Print back each record unchanged, without pictures.

====== Data provided ======

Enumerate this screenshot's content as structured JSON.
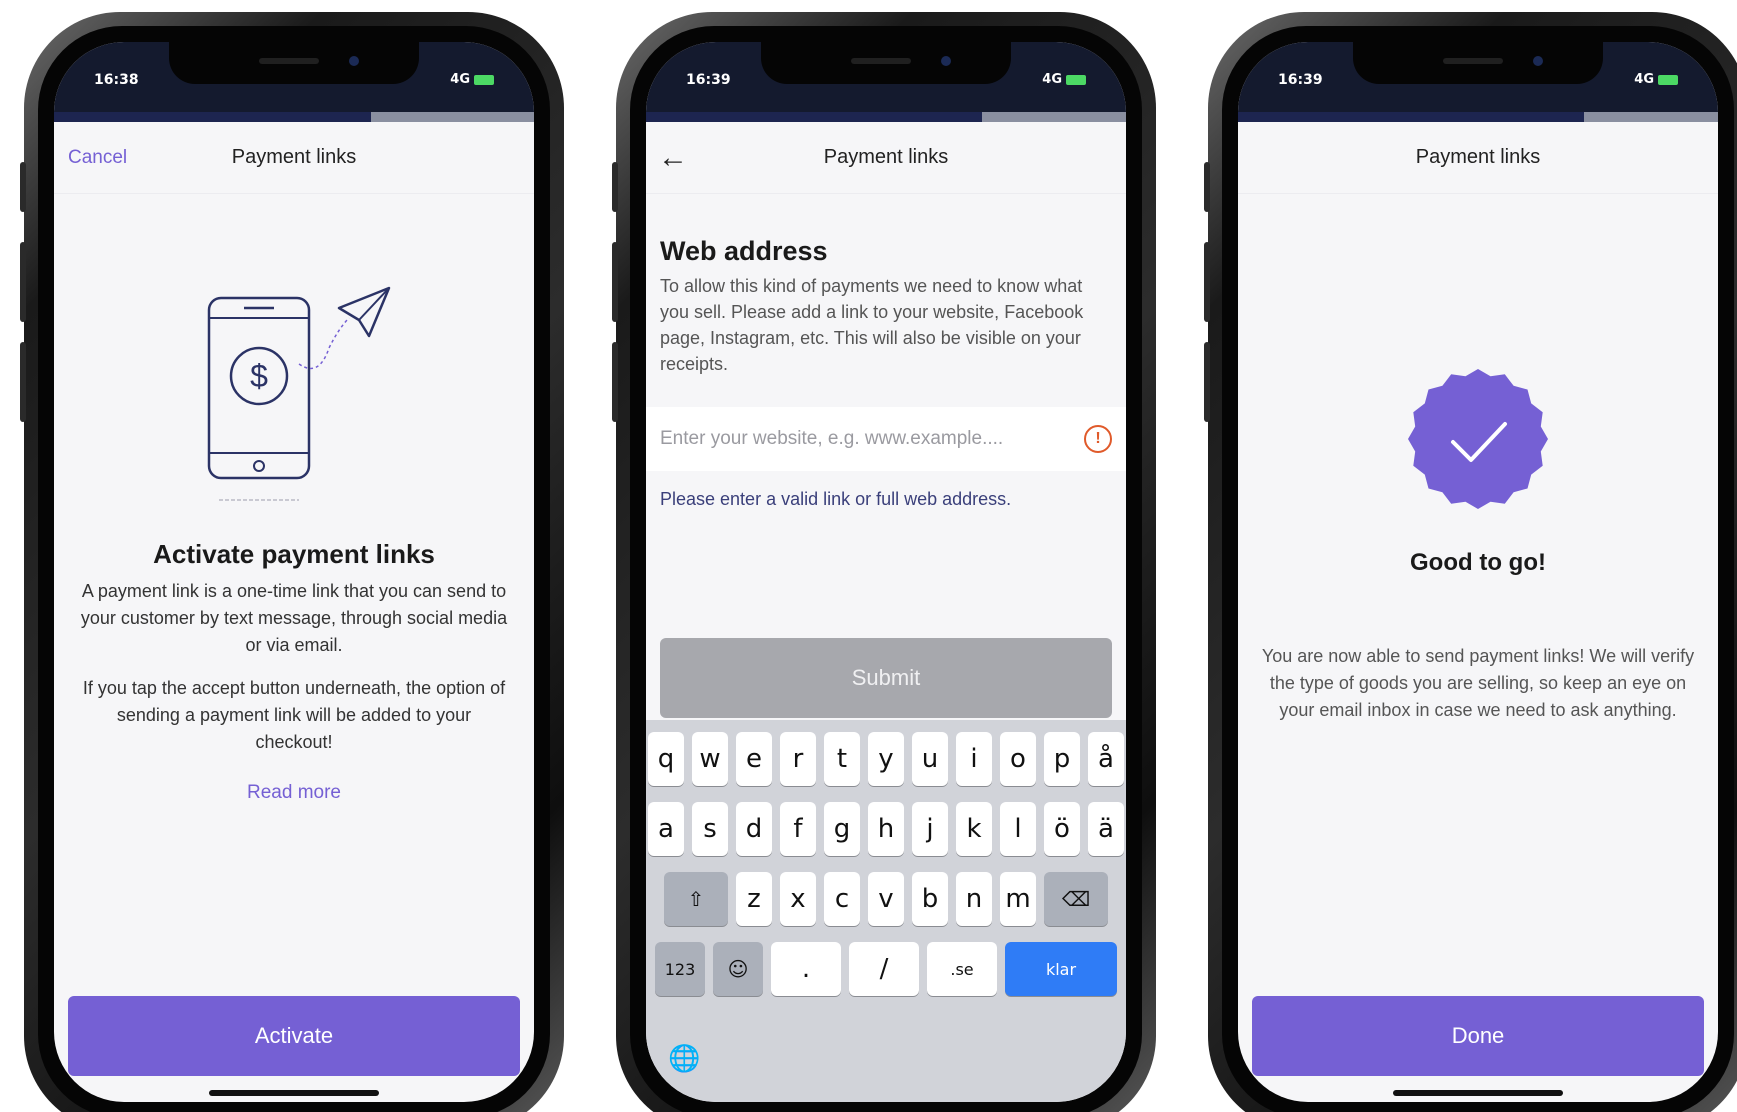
{
  "status": {
    "time": "16:38",
    "time2": "16:39",
    "time3": "16:39",
    "network": "4G"
  },
  "colors": {
    "accent": "#7560d4",
    "error": "#e05a2a",
    "submit_disabled": "#a7a8ad",
    "keyboard_done": "#2f7cf6"
  },
  "screen1": {
    "cancel": "Cancel",
    "title": "Payment links",
    "heading": "Activate payment links",
    "para1": "A payment link is a one-time link that you can send to your customer by text message, through social media or via email.",
    "para2": "If you tap the accept button underneath, the option of sending a payment link will be added to your checkout!",
    "read_more": "Read more",
    "activate": "Activate",
    "icons": {
      "illustration": "phone-dollar-paper-plane"
    }
  },
  "screen2": {
    "title": "Payment links",
    "heading": "Web address",
    "description": "To allow this kind of payments we need to know what you sell. Please add a link to your website, Facebook page, Instagram, etc. This will also be visible on your receipts.",
    "input_placeholder": "Enter your website, e.g. www.example....",
    "error": "Please enter a valid link or full web address.",
    "submit": "Submit",
    "keyboard": {
      "row1": [
        "q",
        "w",
        "e",
        "r",
        "t",
        "y",
        "u",
        "i",
        "o",
        "p",
        "å"
      ],
      "row2": [
        "a",
        "s",
        "d",
        "f",
        "g",
        "h",
        "j",
        "k",
        "l",
        "ö",
        "ä"
      ],
      "row3": [
        "z",
        "x",
        "c",
        "v",
        "b",
        "n",
        "m"
      ],
      "num": "123",
      "dot": ".",
      "slash": "/",
      "se": ".se",
      "done": "klar"
    }
  },
  "screen3": {
    "title": "Payment links",
    "heading": "Good to go!",
    "description": "You are now able to send payment links! We will verify the type of goods you are selling, so keep an eye on your email inbox in case we need to ask anything.",
    "done": "Done"
  }
}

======

## [Result of the task]
Enumerate this screenshot's content as structured JSON.
{
  "status": {
    "time": "16:38",
    "time2": "16:39",
    "time3": "16:39",
    "network": "4G"
  },
  "colors": {
    "accent": "#7560d4",
    "error": "#e05a2a",
    "submit_disabled": "#a7a8ad",
    "keyboard_done": "#2f7cf6"
  },
  "screen1": {
    "cancel": "Cancel",
    "title": "Payment links",
    "heading": "Activate payment links",
    "para1": "A payment link is a one-time link that you can send to your customer by text message, through social media or via email.",
    "para2": "If you tap the accept button underneath, the option of sending a payment link will be added to your checkout!",
    "read_more": "Read more",
    "activate": "Activate",
    "icons": {
      "illustration": "phone-dollar-paper-plane"
    }
  },
  "screen2": {
    "title": "Payment links",
    "heading": "Web address",
    "description": "To allow this kind of payments we need to know what you sell. Please add a link to your website, Facebook page, Instagram, etc. This will also be visible on your receipts.",
    "input_placeholder": "Enter your website, e.g. www.example....",
    "error": "Please enter a valid link or full web address.",
    "submit": "Submit",
    "keyboard": {
      "row1": [
        "q",
        "w",
        "e",
        "r",
        "t",
        "y",
        "u",
        "i",
        "o",
        "p",
        "å"
      ],
      "row2": [
        "a",
        "s",
        "d",
        "f",
        "g",
        "h",
        "j",
        "k",
        "l",
        "ö",
        "ä"
      ],
      "row3": [
        "z",
        "x",
        "c",
        "v",
        "b",
        "n",
        "m"
      ],
      "num": "123",
      "dot": ".",
      "slash": "/",
      "se": ".se",
      "done": "klar"
    }
  },
  "screen3": {
    "title": "Payment links",
    "heading": "Good to go!",
    "description": "You are now able to send payment links! We will verify the type of goods you are selling, so keep an eye on your email inbox in case we need to ask anything.",
    "done": "Done"
  }
}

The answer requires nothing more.